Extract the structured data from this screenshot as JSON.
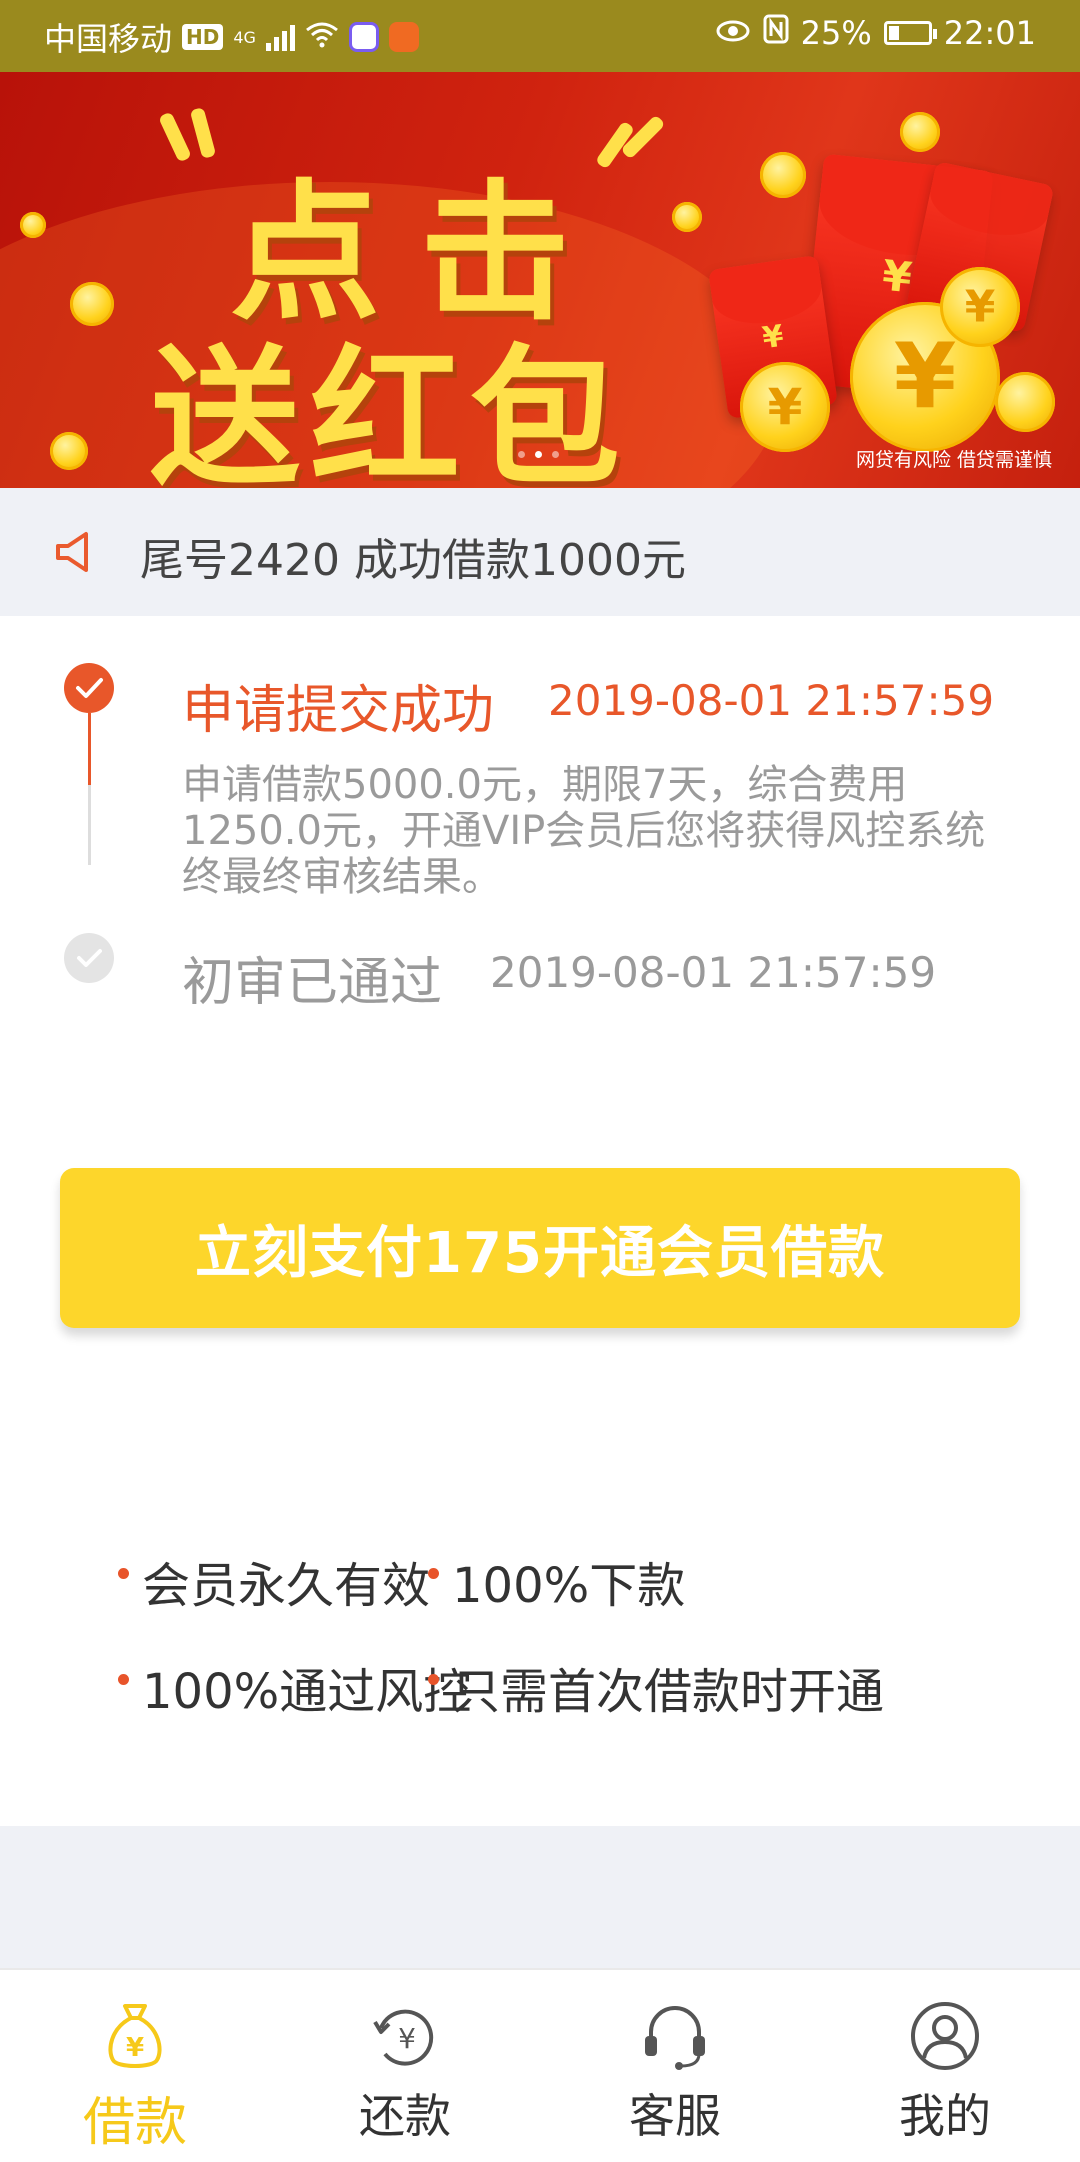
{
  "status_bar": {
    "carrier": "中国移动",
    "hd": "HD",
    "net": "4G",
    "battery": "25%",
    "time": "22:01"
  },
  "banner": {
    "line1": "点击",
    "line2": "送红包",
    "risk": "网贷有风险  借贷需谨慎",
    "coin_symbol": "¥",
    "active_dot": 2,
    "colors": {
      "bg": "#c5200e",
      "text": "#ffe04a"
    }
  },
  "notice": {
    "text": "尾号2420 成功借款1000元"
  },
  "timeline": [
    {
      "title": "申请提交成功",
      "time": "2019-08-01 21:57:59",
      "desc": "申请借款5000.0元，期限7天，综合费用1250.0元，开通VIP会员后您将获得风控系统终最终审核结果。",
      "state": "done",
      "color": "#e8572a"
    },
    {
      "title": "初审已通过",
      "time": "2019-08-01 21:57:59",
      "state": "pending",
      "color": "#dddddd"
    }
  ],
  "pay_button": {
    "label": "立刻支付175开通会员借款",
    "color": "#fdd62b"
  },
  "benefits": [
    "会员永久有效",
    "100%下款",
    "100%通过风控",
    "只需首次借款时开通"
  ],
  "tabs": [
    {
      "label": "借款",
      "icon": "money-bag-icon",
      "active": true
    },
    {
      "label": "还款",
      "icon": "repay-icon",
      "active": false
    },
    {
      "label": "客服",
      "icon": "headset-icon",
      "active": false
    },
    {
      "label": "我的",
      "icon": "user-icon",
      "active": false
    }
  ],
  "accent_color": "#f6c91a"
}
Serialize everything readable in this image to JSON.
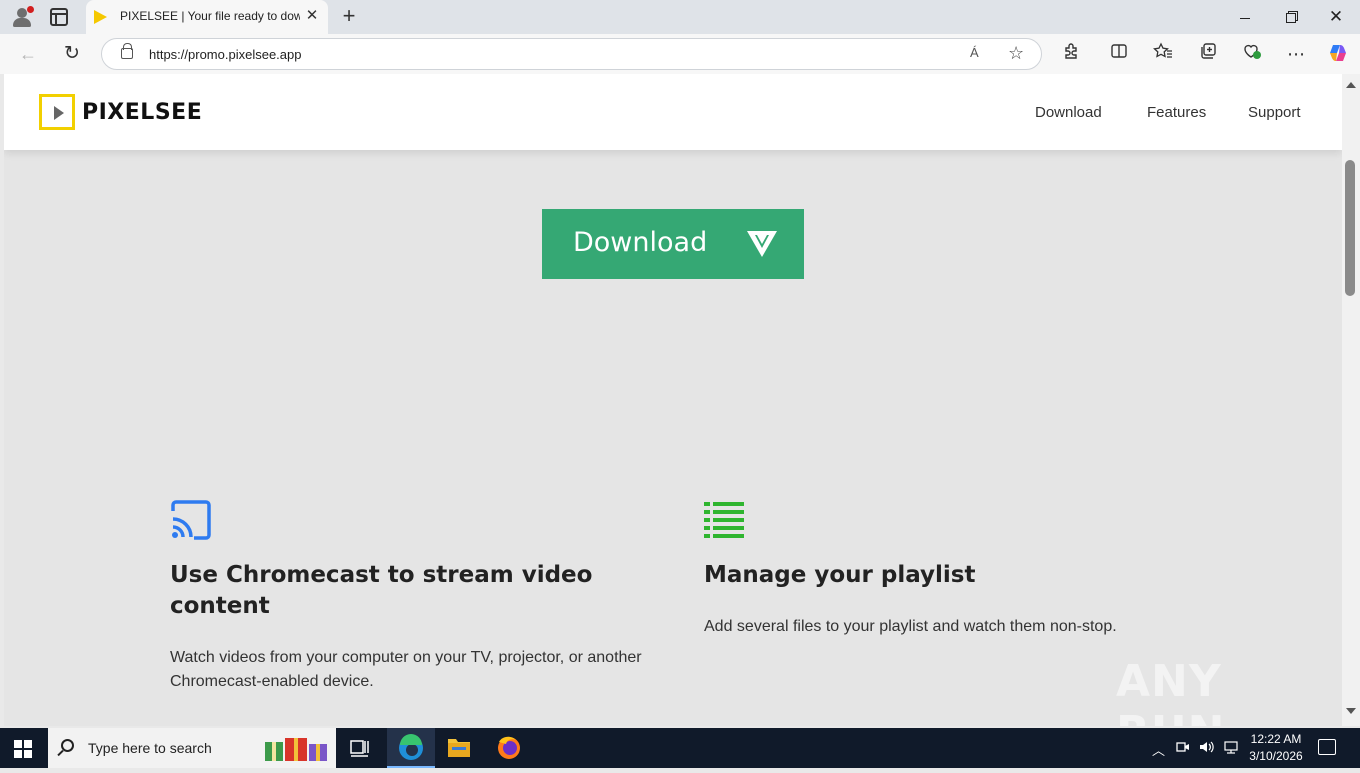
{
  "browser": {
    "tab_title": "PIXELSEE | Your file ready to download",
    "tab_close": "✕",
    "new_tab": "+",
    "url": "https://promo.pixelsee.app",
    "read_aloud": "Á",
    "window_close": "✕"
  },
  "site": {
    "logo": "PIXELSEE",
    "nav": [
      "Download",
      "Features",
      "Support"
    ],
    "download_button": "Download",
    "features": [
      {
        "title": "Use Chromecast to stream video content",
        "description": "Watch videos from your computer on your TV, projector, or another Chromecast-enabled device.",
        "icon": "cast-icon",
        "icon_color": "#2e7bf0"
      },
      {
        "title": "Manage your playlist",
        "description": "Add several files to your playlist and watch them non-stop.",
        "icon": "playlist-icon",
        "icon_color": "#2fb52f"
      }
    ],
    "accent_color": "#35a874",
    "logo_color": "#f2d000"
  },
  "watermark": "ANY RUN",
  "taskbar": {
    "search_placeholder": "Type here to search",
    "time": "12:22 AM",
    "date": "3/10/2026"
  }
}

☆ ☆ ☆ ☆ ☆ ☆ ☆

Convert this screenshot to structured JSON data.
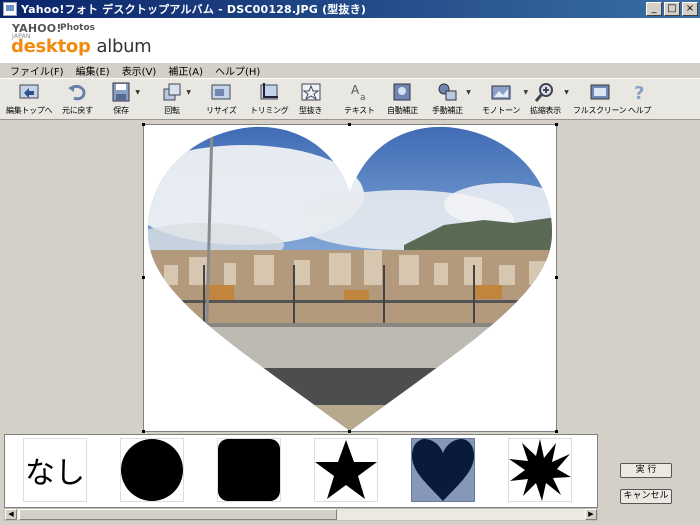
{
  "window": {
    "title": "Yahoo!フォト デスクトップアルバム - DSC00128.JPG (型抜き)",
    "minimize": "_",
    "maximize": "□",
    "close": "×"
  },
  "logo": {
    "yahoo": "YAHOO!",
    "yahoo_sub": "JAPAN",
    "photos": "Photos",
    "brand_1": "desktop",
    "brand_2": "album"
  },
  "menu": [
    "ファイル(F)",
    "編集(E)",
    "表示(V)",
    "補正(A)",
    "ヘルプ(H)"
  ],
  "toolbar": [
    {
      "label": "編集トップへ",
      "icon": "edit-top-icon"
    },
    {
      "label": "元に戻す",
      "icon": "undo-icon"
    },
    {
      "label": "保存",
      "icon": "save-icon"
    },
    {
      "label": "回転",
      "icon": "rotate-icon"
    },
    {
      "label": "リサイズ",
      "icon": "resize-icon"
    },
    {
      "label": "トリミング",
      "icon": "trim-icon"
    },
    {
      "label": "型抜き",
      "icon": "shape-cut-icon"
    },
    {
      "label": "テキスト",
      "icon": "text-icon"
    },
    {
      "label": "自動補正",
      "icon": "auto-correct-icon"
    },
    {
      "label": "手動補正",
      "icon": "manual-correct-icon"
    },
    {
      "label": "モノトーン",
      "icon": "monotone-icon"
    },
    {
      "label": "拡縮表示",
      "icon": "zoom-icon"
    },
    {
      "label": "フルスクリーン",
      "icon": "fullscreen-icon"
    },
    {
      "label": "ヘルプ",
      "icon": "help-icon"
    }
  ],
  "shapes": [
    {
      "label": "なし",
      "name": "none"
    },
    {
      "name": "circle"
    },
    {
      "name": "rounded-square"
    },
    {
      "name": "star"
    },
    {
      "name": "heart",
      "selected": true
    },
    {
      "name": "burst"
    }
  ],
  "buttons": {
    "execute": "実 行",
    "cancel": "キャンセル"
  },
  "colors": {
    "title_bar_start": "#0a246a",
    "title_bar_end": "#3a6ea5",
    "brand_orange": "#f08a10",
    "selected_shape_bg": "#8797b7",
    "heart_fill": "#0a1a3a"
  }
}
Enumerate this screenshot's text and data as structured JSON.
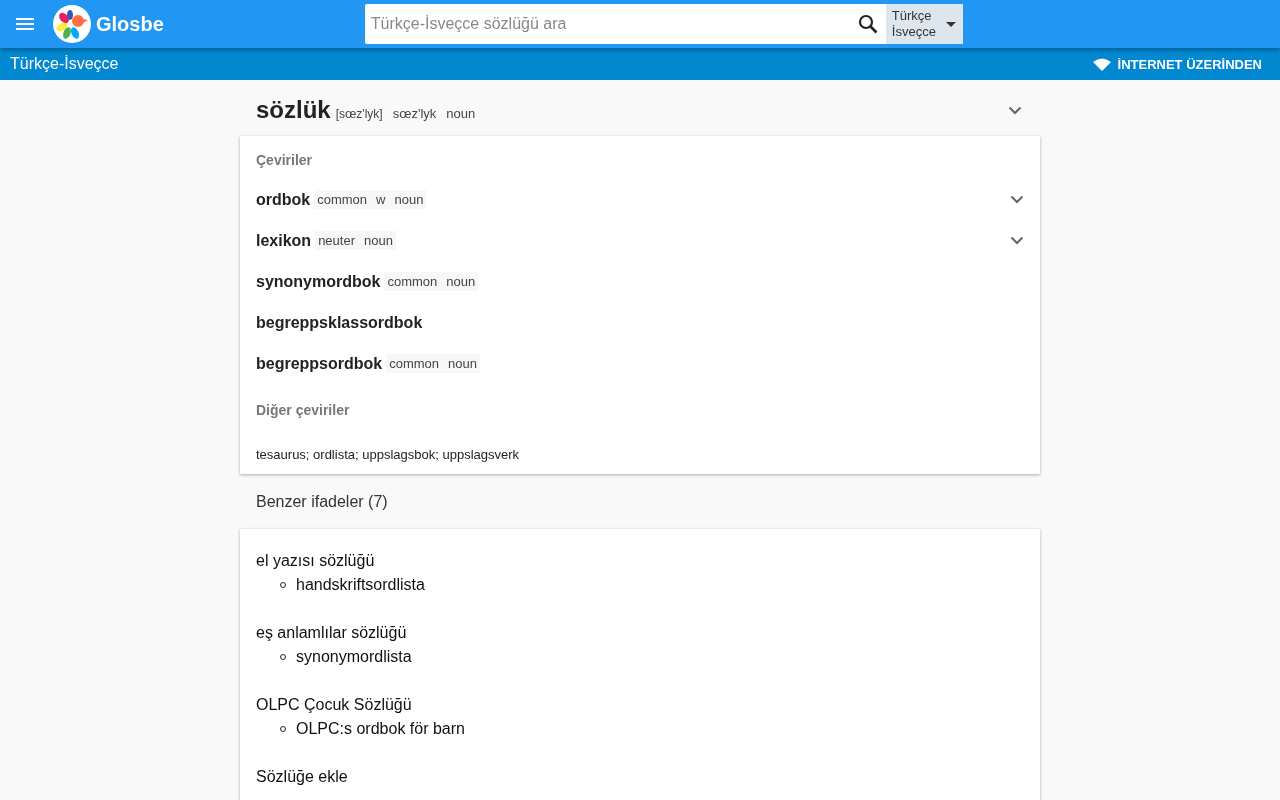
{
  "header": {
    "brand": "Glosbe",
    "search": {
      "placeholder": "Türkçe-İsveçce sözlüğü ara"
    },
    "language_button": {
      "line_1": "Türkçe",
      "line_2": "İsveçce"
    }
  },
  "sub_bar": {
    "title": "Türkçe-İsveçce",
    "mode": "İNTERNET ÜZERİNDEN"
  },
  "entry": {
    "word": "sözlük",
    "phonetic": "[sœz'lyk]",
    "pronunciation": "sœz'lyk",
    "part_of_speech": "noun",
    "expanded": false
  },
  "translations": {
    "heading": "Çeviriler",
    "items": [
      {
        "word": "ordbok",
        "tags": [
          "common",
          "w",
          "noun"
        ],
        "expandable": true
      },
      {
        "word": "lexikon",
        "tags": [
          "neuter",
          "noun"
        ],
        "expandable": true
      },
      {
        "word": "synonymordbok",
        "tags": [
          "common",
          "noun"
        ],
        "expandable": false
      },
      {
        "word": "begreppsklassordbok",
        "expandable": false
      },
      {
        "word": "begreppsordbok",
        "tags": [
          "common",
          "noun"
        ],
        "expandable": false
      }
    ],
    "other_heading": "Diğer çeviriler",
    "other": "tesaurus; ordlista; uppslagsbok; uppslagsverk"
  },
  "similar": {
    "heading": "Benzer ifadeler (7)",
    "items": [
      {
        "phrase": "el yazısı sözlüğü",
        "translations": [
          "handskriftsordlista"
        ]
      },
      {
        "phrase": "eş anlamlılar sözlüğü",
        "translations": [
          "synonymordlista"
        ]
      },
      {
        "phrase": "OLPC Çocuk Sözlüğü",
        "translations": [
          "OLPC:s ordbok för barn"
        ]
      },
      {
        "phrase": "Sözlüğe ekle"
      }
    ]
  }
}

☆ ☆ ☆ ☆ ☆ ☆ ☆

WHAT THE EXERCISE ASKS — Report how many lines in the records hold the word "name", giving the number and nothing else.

RESPONSE TO THE EXERCISE — 6